Student Housing Trends and Best Practices, by Tom Anagnos

Student Housing Trends and Best Practices, by Tom Anagnos

Tuesday, July 23, 2019

Now more than ever, collegiate housing design is focused on promoting positive mental health outcomes through on-campus living. Loneliness can have health outcomes equally as devastating as smoking cigarettes, and student housing is now featuring an increased amount of square footage dedicated to community space in hopes of decreasing isolation. This takes the form of shared lounge areas, game rooms, community kitchens, and collaborative study spaces that encourage students to interact with one another.  While the design of these community spaces is vital to community-building, much of their success also depends on how the college or university programs them.  We work very closely with our clients to understand their culture and goals to be sure they can make the most of these spaces through planned activities that incentivize students to use them.

While current housing design trends aim to decrease the isolation of first- and second-year students, they also aim to support mental health through a greater connection to nature. A recent study showed that being in a room with ample natural light and an outdoor view promoted faster physical healing and increased emotional well-being.  In all of our student life projects, we promote greater relationships to the outdoors, including rooftop gathering spaces, an abundance of natural light, and plenty of greenery throughout. 

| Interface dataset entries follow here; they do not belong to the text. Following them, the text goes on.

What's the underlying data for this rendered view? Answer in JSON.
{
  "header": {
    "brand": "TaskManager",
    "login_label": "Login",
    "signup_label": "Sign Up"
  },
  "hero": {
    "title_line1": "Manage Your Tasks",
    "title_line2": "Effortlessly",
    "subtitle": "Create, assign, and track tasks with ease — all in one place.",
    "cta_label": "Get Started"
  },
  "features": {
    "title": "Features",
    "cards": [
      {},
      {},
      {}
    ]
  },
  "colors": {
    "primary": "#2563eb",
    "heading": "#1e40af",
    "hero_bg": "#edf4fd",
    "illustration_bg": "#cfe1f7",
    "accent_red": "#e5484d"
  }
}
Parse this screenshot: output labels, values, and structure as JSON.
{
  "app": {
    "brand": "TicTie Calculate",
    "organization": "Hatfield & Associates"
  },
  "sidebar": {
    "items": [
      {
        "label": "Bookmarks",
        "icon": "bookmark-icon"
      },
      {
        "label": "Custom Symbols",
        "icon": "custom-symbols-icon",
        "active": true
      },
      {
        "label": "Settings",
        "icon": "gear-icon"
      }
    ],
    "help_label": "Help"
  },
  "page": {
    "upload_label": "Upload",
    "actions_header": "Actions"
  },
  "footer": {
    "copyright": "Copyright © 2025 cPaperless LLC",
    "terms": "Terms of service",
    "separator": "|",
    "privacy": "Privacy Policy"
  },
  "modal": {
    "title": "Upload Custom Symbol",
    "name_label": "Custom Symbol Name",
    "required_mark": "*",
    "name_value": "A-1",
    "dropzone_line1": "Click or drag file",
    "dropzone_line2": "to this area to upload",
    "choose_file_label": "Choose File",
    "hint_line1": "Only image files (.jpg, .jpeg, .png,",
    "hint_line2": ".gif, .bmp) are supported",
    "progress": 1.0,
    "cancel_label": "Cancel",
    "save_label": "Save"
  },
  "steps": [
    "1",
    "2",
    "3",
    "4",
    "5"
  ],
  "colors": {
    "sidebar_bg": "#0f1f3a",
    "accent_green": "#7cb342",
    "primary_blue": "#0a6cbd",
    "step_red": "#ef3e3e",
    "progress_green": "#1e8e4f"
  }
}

If anything is certain, there is no shortage of evolution in the design of student housing. Other considerations that we frequently talk about with our clients include bathroom configuration and sustainability initiatives. Shared locker room-style showers and bathrooms are giving way to single-stall bathrooms and showers that meet the needs of all students, providing privacy for transgender students and accessibility for disabled students. When it comes to sustainability, we encourage increased use of recycled building materials, operable windows, and a new system that only allows HVAC operation in each students’ room only when their electronic key is present in the room.

Meeting evolving student needs and supporting retention through the design of student housing is a constantly-shifting landscape.  Our experience on a range of student housing projects across the country has shown us that built-in design flexibility is key to allowing for the next paradigm shift in student expectations.  

Tom Anagnos, Senior Associate and Project Designer, is the resident student housing expert at Hastings+Chivetta.